Appellant argues that this decision abandons our traditional rule that intervening criminal acts of third parties are unforeseeable and cannot give rise to liability, citing McClendon v. C. & S. Nat. Bank, 155 Ga. App. 755 (272 SE2d 592) (1980)
and Henderson v. Dade Coal Co., 100 Ga. 568 (28 SE 251) (1897)
. We note, however, that those cases only held that where the intervening criminal acts of third parties are unforeseeable, they will not give rise to liability. McClendon, supra at 756; Henderson, supra, at 570. There are cases such as this, however, in which the intervening criminal acts may be foreseeable. In such cases, tort liability is proper. "The general rule that the intervening criminal act of a third person will insulate a defendant from liability for an original act of negligence does not apply when it is alleged that the defendant had reason to anticipate the criminal act." Atlantic C. L. R. Co. v. Godard, 211 Ga. 373
, 377 (86 SE2d 311
) (1955). See Warner v. Arnold, 133 Ga. App. 174
, 177 (210 SE2d 350
) (1974); Williams v. Grier, 196 Ga. 327
, 338 (26 SE2d 698
) (1943). See also Harper, F. and Kime, P., The Duty to Control the Conduct of Another, 43 Yale Law Journal 886, 898; Prosser, Handbook on the Law of Torts, 44.
We do not believe, as appellant argues in his brief, that this decision will destroy the concept of privity which we have previously required in professional-client malpractice actions, thereby subjecting all professionals to potentially unlimited liability. As we stated above, this is not a malpractice case; it is an ordinary negligence case in which privity has never been an essential element. Here, appellant hospital is liable to third parties because it violated its duty owed to those third parties to conform to a given standard of conduct. See also Bodin v. Gill, 216 Ga. 467 (117 SE2d 325) (1960)
UPON WITHDRAWAL OF APPELLANT'S MOTION FOR REHEARING, AND
UPON CONSIDERATION OF THE COURT'S OWN MOTION.
(NOVEMBER 23, 1982)
I concur in the judgment affirming the trial court and the jury verdict. However, I disagree with the adoption of a simple negligence standard in cases involving intervening criminal acts, for reason that few are wise enough to foretell the conduct of another, and the imposition of such a standard places upon a prudent man the requirement that he know in advance what another will do.
I would adopt and apply to this case the rule expressed in Truelove v. Wilson, 159 Ga. App. 906

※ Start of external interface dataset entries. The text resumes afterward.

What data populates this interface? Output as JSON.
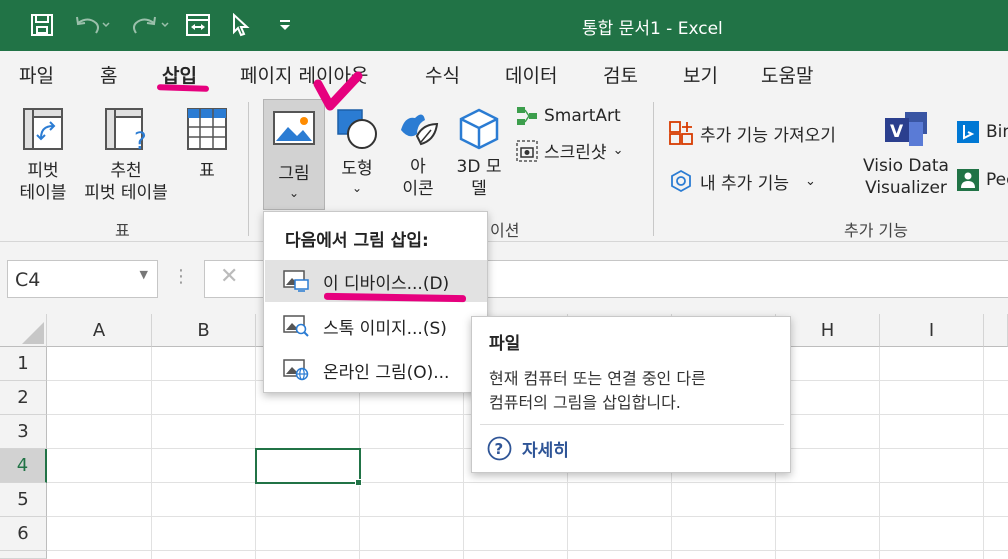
{
  "window": {
    "title": "통합 문서1  -  Excel"
  },
  "tabs": [
    {
      "label": "파일"
    },
    {
      "label": "홈"
    },
    {
      "label": "삽입"
    },
    {
      "label": "페이지 레이아웃"
    },
    {
      "label": "수식"
    },
    {
      "label": "데이터"
    },
    {
      "label": "검토"
    },
    {
      "label": "보기"
    },
    {
      "label": "도움말"
    }
  ],
  "ribbon": {
    "pivot_label": "피벗\n테이블",
    "recommended_label": "추천\n피벗 테이블",
    "table_label": "표",
    "group_table": "표",
    "pictures_label": "그림",
    "shapes_label": "도형",
    "icons_label": "아\n이콘",
    "model3d_label": "3D 모\n델",
    "smartart_label": "SmartArt",
    "screenshot_label": "스크린샷",
    "group_illustrations_suffix": "이션",
    "get_addins_label": "추가 기능 가져오기",
    "my_addins_label": "내 추가 기능",
    "visio_label": "Visio Data\nVisualizer",
    "bing_label": "Bin",
    "people_label": "Peo",
    "group_addins": "추가 기능"
  },
  "formula_bar": {
    "name_box": "C4"
  },
  "columns": [
    "A",
    "B",
    "H",
    "I"
  ],
  "rows": [
    "1",
    "2",
    "3",
    "4",
    "5",
    "6"
  ],
  "dropdown": {
    "header": "다음에서 그림 삽입:",
    "items": [
      {
        "label": "이 디바이스...(D)"
      },
      {
        "label": "스톡 이미지...(S)"
      },
      {
        "label": "온라인 그림(O)..."
      }
    ]
  },
  "tooltip": {
    "title": "파일",
    "body": "현재 컴퓨터 또는 연결 중인 다른\n컴퓨터의 그림을 삽입합니다.",
    "more": "자세히"
  },
  "colors": {
    "excel_green": "#217346",
    "highlight": "#e6007e"
  }
}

, 908 (285 SE2d 556
) (1981), authorizing recovery for damages which are the direct and proximate result of conduct which evidences a wilful intention to inflict injury or which is so reckless or so charged with indifference to the consequences as to justify the jury in finding a wantonness equivalent in spirit to actual intent.
Because in this case there was no enumeration of error relating to the trial court's charge on simple negligence, the failure of the trial court to charge the rule of Truelove, supra, was not presented for review on appeal, and, as the evidence in this case plainly would support a recovery under the theory of wilful and wanton conduct, the judgment should be affirmed.
I am authorized to state that Justice Clarke and Justice Bell concur herein.